→ Given data:
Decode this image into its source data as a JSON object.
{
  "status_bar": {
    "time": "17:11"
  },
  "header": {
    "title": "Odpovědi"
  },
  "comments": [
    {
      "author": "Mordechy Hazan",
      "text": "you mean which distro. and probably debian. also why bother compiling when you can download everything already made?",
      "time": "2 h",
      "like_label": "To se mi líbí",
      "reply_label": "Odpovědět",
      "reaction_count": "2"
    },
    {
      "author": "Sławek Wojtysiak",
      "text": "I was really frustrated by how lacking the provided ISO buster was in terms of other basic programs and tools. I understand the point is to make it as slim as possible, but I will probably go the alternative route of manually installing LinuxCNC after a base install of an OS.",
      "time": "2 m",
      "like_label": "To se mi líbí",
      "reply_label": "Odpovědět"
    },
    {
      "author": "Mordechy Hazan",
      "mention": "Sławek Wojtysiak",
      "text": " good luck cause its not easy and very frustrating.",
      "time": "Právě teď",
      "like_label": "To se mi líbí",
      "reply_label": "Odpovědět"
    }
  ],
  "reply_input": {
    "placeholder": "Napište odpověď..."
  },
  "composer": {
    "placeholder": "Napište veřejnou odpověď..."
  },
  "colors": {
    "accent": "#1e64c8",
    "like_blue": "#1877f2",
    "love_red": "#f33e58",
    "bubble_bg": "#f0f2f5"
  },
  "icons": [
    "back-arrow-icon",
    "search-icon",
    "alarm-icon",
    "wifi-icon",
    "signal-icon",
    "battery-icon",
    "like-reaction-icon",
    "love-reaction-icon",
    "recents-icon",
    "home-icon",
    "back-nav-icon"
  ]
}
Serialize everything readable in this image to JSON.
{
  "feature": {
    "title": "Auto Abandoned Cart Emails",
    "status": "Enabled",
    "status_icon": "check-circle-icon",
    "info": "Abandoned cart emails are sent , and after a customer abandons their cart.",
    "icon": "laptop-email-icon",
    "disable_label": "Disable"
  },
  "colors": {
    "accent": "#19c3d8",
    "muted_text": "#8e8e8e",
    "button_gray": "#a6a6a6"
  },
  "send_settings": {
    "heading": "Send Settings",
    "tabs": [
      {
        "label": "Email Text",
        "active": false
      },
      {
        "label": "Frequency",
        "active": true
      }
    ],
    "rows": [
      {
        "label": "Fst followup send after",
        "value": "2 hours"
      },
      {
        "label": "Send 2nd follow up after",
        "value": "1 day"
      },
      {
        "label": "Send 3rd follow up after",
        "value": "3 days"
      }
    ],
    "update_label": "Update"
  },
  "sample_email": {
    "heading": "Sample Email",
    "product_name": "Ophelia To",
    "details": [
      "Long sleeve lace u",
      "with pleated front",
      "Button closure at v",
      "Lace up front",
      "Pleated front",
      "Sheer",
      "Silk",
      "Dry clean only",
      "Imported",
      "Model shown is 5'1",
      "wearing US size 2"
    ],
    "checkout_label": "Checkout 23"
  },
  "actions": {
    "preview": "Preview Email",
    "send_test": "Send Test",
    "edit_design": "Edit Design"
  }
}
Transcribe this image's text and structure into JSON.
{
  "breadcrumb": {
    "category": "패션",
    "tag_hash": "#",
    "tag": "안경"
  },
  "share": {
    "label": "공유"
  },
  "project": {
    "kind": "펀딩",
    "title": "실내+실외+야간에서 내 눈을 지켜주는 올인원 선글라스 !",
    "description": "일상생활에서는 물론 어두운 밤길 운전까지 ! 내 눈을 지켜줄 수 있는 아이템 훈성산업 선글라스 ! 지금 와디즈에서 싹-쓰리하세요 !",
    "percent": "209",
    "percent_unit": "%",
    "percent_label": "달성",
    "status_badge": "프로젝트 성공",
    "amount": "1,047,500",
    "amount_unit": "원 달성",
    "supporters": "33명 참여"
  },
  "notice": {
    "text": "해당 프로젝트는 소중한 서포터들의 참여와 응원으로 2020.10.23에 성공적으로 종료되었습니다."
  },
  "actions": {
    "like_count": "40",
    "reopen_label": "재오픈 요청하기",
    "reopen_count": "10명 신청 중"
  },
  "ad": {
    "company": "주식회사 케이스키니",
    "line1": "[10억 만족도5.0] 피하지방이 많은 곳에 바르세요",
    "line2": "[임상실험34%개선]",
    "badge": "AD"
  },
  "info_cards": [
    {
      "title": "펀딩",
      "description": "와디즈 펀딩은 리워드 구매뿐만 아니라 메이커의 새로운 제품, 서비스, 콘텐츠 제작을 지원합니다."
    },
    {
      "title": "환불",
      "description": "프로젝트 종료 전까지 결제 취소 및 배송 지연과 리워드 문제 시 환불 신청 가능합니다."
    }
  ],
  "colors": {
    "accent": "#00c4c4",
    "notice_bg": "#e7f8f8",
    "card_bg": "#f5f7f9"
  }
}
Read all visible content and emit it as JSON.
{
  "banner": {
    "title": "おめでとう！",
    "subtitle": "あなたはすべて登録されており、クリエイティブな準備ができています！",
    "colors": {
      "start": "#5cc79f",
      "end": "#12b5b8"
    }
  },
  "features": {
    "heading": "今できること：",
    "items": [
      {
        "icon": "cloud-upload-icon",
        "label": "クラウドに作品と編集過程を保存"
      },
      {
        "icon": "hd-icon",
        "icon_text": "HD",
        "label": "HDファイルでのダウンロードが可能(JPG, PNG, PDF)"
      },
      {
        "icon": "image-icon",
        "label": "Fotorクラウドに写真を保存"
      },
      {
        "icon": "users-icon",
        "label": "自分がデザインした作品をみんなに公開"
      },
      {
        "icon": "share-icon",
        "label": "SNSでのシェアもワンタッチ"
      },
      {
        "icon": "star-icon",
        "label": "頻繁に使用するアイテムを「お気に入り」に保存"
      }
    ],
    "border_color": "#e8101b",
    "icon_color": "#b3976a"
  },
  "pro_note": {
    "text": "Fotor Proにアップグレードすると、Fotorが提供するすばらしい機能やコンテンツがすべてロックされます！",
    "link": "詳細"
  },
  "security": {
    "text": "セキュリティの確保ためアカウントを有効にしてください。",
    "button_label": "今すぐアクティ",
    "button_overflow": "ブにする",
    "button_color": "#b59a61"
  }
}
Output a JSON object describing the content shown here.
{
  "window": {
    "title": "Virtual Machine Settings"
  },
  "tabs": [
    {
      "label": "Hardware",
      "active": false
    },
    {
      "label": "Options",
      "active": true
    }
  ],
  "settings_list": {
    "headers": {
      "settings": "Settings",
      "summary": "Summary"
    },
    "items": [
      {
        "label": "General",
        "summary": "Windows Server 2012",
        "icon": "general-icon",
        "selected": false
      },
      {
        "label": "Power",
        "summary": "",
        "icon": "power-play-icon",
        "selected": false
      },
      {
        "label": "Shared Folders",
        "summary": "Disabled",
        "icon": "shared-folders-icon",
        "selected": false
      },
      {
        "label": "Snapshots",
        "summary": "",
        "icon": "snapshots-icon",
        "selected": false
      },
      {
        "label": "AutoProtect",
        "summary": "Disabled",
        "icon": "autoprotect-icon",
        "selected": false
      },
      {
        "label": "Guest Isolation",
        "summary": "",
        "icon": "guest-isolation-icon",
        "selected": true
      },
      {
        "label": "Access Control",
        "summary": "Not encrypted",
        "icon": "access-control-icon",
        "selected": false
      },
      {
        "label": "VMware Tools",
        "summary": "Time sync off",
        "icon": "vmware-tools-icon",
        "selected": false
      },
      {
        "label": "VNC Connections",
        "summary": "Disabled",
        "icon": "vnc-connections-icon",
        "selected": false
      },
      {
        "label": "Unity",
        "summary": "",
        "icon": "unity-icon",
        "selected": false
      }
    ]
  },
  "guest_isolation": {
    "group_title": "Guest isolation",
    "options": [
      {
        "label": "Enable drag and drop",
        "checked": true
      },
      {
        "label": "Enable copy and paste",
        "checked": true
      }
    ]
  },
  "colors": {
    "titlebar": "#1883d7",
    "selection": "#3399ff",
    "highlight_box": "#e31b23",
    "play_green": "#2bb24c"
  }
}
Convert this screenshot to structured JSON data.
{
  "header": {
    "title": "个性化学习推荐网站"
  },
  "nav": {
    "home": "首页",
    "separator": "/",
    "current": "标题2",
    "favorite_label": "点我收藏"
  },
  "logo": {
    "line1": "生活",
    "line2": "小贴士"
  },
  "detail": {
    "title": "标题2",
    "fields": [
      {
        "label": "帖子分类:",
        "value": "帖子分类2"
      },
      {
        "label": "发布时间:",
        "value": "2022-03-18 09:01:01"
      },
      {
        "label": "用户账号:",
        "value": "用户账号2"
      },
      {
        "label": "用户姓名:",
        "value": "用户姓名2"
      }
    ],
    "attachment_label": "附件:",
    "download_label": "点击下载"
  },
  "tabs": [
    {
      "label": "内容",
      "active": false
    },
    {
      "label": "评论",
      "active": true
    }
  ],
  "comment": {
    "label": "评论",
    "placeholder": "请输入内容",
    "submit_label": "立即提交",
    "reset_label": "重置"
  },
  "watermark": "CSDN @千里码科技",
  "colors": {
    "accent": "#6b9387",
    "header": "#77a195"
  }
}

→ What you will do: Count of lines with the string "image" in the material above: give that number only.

→ Written response: 4